# [BRIEF]
Your task is to copy every record exactly.

# [DATA FOR ANALYSIS]

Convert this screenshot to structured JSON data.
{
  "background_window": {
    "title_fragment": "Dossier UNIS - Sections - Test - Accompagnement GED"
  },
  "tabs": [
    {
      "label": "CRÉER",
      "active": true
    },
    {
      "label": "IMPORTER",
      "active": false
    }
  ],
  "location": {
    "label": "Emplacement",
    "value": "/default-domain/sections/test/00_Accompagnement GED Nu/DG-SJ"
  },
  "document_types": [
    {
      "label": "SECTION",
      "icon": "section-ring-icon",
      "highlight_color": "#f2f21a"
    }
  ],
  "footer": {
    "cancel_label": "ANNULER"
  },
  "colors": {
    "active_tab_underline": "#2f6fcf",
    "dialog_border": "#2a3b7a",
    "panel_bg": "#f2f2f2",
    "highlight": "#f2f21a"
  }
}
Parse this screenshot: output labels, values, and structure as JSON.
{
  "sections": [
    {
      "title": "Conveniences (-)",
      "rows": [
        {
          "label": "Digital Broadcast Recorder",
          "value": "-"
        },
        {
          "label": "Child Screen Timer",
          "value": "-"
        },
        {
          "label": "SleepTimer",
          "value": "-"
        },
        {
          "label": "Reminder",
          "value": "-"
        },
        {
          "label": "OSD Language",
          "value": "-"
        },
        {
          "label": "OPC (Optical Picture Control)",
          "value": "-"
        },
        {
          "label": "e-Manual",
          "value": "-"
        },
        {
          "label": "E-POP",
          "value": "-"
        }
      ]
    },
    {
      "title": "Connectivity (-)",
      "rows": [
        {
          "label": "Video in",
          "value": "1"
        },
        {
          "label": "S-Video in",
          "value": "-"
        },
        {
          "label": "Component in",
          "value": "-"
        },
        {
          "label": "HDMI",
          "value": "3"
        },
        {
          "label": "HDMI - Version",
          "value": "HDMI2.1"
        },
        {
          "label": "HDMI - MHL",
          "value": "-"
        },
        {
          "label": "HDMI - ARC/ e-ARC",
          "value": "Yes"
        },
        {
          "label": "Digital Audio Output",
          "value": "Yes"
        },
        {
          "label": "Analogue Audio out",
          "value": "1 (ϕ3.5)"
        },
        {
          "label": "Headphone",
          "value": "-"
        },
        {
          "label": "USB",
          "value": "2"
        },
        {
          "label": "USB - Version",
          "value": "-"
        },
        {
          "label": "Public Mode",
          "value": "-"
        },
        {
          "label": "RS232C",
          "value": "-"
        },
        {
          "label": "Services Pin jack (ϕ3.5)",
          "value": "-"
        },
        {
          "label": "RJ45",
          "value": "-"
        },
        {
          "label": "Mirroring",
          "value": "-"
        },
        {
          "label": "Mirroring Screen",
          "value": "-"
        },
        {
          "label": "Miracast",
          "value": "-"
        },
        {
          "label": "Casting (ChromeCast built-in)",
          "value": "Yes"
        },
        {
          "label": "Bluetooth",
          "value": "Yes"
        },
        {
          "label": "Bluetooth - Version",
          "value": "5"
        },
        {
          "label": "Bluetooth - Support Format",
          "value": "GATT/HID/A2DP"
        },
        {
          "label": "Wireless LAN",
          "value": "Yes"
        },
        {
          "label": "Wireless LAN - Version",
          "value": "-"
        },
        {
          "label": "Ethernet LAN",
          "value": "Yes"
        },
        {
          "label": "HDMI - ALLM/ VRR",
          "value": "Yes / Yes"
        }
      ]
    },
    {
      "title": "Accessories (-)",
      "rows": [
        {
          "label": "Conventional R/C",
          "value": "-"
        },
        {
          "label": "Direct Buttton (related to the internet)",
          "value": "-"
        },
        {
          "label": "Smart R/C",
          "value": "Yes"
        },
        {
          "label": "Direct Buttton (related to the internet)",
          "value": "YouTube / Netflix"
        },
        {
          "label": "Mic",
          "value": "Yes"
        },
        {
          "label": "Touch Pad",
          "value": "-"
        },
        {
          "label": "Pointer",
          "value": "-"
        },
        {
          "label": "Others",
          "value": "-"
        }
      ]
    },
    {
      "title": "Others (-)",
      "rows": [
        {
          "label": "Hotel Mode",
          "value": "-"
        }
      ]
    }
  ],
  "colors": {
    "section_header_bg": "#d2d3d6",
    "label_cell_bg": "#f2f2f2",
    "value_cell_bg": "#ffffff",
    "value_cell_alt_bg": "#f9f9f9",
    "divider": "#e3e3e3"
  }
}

# [RESPONSE]
Convert this screenshot to structured JSON data.
{
  "background_window": {
    "title_fragment": "Dossier UNIS - Sections - Test - Accompagnement GED"
  },
  "tabs": [
    {
      "label": "CRÉER",
      "active": true
    },
    {
      "label": "IMPORTER",
      "active": false
    }
  ],
  "location": {
    "label": "Emplacement",
    "value": "/default-domain/sections/test/00_Accompagnement GED Nu/DG-SJ"
  },
  "document_types": [
    {
      "label": "SECTION",
      "icon": "section-ring-icon",
      "highlight_color": "#f2f21a"
    }
  ],
  "footer": {
    "cancel_label": "ANNULER"
  },
  "colors": {
    "active_tab_underline": "#2f6fcf",
    "dialog_border": "#2a3b7a",
    "panel_bg": "#f2f2f2",
    "highlight": "#f2f21a"
  }
}
Parse this screenshot: output labels, values, and structure as JSON.
{
  "sections": [
    {
      "title": "Conveniences (-)",
      "rows": [
        {
          "label": "Digital Broadcast Recorder",
          "value": "-"
        },
        {
          "label": "Child Screen Timer",
          "value": "-"
        },
        {
          "label": "SleepTimer",
          "value": "-"
        },
        {
          "label": "Reminder",
          "value": "-"
        },
        {
          "label": "OSD Language",
          "value": "-"
        },
        {
          "label": "OPC (Optical Picture Control)",
          "value": "-"
        },
        {
          "label": "e-Manual",
          "value": "-"
        },
        {
          "label": "E-POP",
          "value": "-"
        }
      ]
    },
    {
      "title": "Connectivity (-)",
      "rows": [
        {
          "label": "Video in",
          "value": "1"
        },
        {
          "label": "S-Video in",
          "value": "-"
        },
        {
          "label": "Component in",
          "value": "-"
        },
        {
          "label": "HDMI",
          "value": "3"
        },
        {
          "label": "HDMI - Version",
          "value": "HDMI2.1"
        },
        {
          "label": "HDMI - MHL",
          "value": "-"
        },
        {
          "label": "HDMI - ARC/ e-ARC",
          "value": "Yes"
        },
        {
          "label": "Digital Audio Output",
          "value": "Yes"
        },
        {
          "label": "Analogue Audio out",
          "value": "1 (ϕ3.5)"
        },
        {
          "label": "Headphone",
          "value": "-"
        },
        {
          "label": "USB",
          "value": "2"
        },
        {
          "label": "USB - Version",
          "value": "-"
        },
        {
          "label": "Public Mode",
          "value": "-"
        },
        {
          "label": "RS232C",
          "value": "-"
        },
        {
          "label": "Services Pin jack (ϕ3.5)",
          "value": "-"
        },
        {
          "label": "RJ45",
          "value": "-"
        },
        {
          "label": "Mirroring",
          "value": "-"
        },
        {
          "label": "Mirroring Screen",
          "value": "-"
        },
        {
          "label": "Miracast",
          "value": "-"
        },
        {
          "label": "Casting (ChromeCast built-in)",
          "value": "Yes"
        },
        {
          "label": "Bluetooth",
          "value": "Yes"
        },
        {
          "label": "Bluetooth - Version",
          "value": "5"
        },
        {
          "label": "Bluetooth - Support Format",
          "value": "GATT/HID/A2DP"
        },
        {
          "label": "Wireless LAN",
          "value": "Yes"
        },
        {
          "label": "Wireless LAN - Version",
          "value": "-"
        },
        {
          "label": "Ethernet LAN",
          "value": "Yes"
        },
        {
          "label": "HDMI - ALLM/ VRR",
          "value": "Yes / Yes"
        }
      ]
    },
    {
      "title": "Accessories (-)",
      "rows": [
        {
          "label": "Conventional R/C",
          "value": "-"
        },
        {
          "label": "Direct Buttton (related to the internet)",
          "value": "-"
        },
        {
          "label": "Smart R/C",
          "value": "Yes"
        },
        {
          "label": "Direct Buttton (related to the internet)",
          "value": "YouTube / Netflix"
        },
        {
          "label": "Mic",
          "value": "Yes"
        },
        {
          "label": "Touch Pad",
          "value": "-"
        },
        {
          "label": "Pointer",
          "value": "-"
        },
        {
          "label": "Others",
          "value": "-"
        }
      ]
    },
    {
      "title": "Others (-)",
      "rows": [
        {
          "label": "Hotel Mode",
          "value": "-"
        }
      ]
    }
  ],
  "colors": {
    "section_header_bg": "#d2d3d6",
    "label_cell_bg": "#f2f2f2",
    "value_cell_bg": "#ffffff",
    "value_cell_alt_bg": "#f9f9f9",
    "divider": "#e3e3e3"
  }
}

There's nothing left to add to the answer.